Q: I am an 18 years old fast bowler. My line, length and speed is vastly appreciated among the cricketers and my team-mates. I shall be attending the trials of Pakistan under-19s. My question is that as I deliver my 8th or 9th over, a backache develops which increases as I bowl the next over. I am very worried because I heard of stress fractures mostly cricketers suffer on shin or back which could stop their career. Need your advise? –Sameer Khan
A: It’s great to know that a young fast bowler is making progress in his career and concern about his health. Cricket fast bowling consists of actions which transfer stress to the trunk with various actions of rotation and sudden forward and backward movement at the delivery stride. It is obvious from your question that you are able to bowl 8 overs without any difficulty and your back starts to hurt in remaining overs. You formally need an evaluation of your spine for any pars interartuclaris defects as this becomes the cause of lumbar stress fractures. There are certain things that your physiotherapist should look into, the foremost being the bowling technique and bowling action. You can be advised a change in the bowling technique depending upon the clinical findings. Your physio should follow a proper warm up before the match and proper Rest periods before the next bowling spell and also back strengthening exercise may help you to overcome your problems. Hope this helps in eliminating your back problem.
Dr. Muhammad Kazim Rahim

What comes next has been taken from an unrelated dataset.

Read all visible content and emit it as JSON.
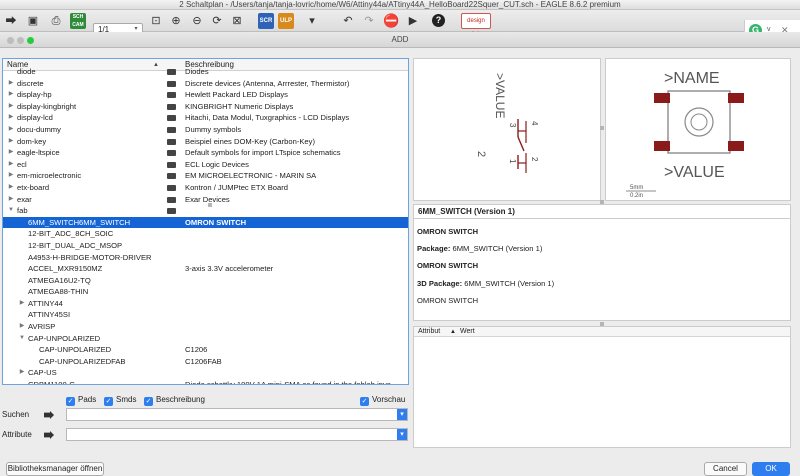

MD, FCPS (Ortho) A.O. Fellow (Germany), Sports medicine Fellow (IRI) (France),
Hip and Knee Arthroplasty Fellowship (PAS, Pak)
Department of Orthopaedic Surgery